Across all lines of the entries, tally those with the word "icon" in them. The reply is the tally, by itself.
_ _ _ _
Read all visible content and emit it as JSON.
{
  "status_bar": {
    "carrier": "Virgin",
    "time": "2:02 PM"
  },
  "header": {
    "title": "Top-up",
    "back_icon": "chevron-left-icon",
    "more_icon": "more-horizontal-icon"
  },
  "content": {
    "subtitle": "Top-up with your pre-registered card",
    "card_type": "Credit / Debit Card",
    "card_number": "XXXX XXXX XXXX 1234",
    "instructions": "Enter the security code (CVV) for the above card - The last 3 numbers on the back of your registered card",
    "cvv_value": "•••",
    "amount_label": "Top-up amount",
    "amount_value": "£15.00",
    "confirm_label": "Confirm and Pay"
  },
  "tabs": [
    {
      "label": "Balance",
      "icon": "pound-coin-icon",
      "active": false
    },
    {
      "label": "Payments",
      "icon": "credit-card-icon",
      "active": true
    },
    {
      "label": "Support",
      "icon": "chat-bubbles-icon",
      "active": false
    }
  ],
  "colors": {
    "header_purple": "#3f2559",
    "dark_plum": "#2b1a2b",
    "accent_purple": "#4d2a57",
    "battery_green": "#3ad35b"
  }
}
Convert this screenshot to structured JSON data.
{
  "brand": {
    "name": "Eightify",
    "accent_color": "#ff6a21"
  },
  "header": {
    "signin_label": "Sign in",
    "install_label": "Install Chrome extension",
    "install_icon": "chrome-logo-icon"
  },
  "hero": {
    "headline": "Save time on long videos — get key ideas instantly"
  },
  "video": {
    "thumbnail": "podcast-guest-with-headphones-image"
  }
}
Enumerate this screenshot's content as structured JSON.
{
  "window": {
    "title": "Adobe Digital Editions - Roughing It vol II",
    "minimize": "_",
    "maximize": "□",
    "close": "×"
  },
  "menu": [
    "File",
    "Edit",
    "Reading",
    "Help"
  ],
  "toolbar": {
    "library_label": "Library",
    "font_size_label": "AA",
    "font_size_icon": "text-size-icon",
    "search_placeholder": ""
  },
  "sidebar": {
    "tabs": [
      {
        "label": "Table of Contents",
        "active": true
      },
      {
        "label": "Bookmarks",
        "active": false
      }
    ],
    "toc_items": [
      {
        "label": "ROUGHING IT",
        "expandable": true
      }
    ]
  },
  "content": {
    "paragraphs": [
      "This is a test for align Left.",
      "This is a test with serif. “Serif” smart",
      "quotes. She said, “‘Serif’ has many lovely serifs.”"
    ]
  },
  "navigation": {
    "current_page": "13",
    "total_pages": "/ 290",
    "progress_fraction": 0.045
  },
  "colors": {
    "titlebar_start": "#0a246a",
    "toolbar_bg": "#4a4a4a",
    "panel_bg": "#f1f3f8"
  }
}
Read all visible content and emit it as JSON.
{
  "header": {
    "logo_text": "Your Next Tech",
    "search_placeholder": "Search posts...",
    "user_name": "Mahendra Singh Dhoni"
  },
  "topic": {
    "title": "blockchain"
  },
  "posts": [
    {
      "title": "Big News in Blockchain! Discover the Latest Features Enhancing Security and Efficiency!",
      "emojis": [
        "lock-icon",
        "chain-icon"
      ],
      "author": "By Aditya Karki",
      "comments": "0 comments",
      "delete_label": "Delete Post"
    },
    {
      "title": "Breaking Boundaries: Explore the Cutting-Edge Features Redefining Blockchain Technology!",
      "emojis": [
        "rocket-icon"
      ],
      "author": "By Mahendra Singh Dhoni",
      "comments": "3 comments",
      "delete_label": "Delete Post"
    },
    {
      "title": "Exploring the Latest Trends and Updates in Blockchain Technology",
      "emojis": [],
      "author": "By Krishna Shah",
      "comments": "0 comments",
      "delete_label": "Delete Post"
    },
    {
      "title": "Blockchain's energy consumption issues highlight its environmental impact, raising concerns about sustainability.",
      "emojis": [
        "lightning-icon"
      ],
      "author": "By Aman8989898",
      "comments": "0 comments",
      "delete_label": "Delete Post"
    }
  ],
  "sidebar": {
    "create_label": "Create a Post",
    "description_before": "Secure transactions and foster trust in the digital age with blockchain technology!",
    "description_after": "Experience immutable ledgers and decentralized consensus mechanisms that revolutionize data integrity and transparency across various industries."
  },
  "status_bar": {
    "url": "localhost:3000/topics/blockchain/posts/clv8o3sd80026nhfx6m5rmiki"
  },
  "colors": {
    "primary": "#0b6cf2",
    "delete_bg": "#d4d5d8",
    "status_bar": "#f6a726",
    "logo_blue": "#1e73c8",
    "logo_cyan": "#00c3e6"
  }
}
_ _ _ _
Worked solution:
11